Want to run for president? Write a book.
That has increasingly become the mantra for presidential hopefuls in recent presidential cycles and 2012 is shaping up to be no different. Of the potential Republican contenders for 2012, two have books set to be released soon and another has written more than a dozen.
Former Alaska Gov. Sarah Palin's much anticipated "Going Rogue" is set for release in November. Former Massachusetts governor and 2008 presidential candidate Mitt Romney has "No Apology: The Case for American Greatness" set to hit bookstores in March. Former House Speaker Newt Gingrich has recently reissued "Real Change: The Fight for America's Future" in paperback.
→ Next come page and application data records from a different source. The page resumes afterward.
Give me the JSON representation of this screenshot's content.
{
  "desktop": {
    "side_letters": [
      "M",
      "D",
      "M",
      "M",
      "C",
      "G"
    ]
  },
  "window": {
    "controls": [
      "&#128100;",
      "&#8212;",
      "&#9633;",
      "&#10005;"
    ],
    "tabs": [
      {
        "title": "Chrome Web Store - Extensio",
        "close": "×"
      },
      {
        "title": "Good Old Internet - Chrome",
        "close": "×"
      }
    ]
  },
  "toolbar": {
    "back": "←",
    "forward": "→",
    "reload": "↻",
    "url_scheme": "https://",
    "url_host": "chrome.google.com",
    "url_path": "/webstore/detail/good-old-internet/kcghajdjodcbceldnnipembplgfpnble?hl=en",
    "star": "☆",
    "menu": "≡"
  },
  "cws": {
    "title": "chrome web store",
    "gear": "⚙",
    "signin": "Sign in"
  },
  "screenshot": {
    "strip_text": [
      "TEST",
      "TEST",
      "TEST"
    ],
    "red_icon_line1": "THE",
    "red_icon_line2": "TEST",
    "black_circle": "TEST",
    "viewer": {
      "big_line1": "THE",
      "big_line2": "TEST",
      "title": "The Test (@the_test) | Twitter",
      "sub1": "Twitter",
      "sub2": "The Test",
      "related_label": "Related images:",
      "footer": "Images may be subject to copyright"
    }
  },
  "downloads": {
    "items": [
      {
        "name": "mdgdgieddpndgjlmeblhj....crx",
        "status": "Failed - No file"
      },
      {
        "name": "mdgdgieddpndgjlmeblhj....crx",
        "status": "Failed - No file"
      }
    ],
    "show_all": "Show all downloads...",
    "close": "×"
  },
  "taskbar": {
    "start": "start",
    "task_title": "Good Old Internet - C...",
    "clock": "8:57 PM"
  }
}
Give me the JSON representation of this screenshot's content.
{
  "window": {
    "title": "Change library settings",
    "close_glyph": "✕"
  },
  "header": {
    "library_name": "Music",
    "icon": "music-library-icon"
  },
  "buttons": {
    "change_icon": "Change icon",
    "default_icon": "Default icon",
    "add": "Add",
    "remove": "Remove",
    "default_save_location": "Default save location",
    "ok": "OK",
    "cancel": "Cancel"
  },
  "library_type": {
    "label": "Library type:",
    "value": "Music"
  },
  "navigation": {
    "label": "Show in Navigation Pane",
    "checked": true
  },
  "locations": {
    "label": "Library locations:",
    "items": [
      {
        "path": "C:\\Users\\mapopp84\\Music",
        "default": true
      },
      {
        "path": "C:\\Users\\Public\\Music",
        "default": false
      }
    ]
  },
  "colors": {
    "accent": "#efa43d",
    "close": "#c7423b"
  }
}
And former Arkansas governor and 2008 contender Mike Huckabee's latest - he's written seven, including one in spanish - was released right after last year's election.
For these White House hopefuls, there are a lot of pluses in writing a book, especially if you're out of office - which these all are - and especially if you were portrayed as a lightweight in many media accounts - which Palin was last year.
"It's a way to show some gravitas, seriousness of purpose and depth of thought," said Dan Gerstein, a New York Democratic consultant. "You're saying here's my initial vision and you get to see how it flies."
And to the so-called "gang of 500" or opinion makers: "It lays down a marker and shows that you are thinking about big stuff and that you have something to say," Gerstein added.
Candidates writing these books - let's call them 300 page trial balloons - isn't new. President Obama essentially laid out his presidential platform in the "Audacity of Hope." And that came years after the more introspective "Dreams from My Father." Hillary Clinton wrote "It Takes a Village" years ago, and more recently published "Living History." Before the last election, John McCain had written five books.
In addition to establishing yourself as a more serious thinker, writing a book carries more practical benefits. It is a way to make an opening pitch to supporters, donors and political consultants. Books also typically come with a media tour around the country, which gets your name out there and typically results in TV hits. In fact, in a Politico article earlier this year one of Gingrich's pieces of advice for Palin was to write.
1. Write a book. Palin is already set to do that, which Gingrich applauds. A book, he said, helps a politician lay out his or her philosophy and experiences in their own unhurried words. It also helps score TV time, which in turn helps sell books, he added.
There are some potential pitfalls that come with publishing a book, though. At worst, a book's policy prescriptions can be dubbed weak or uninformed and that could send a candidacy backward before it has ever really gotten off the ground. A book is also a treasure trove for opposition researchers.
"The pitfall is once you've written a book and presented yourself as a proponent of a certain idea that idea can be hung around your neck," said Dan Patlak, a Republican consultant.
"But if the candidate hits it right," Patlak went on, "They could be called prophetic as the election approaches."
Jeremy P. Jacobs is the staff writer at Politics. He can be reached at firstname.lastname@example.org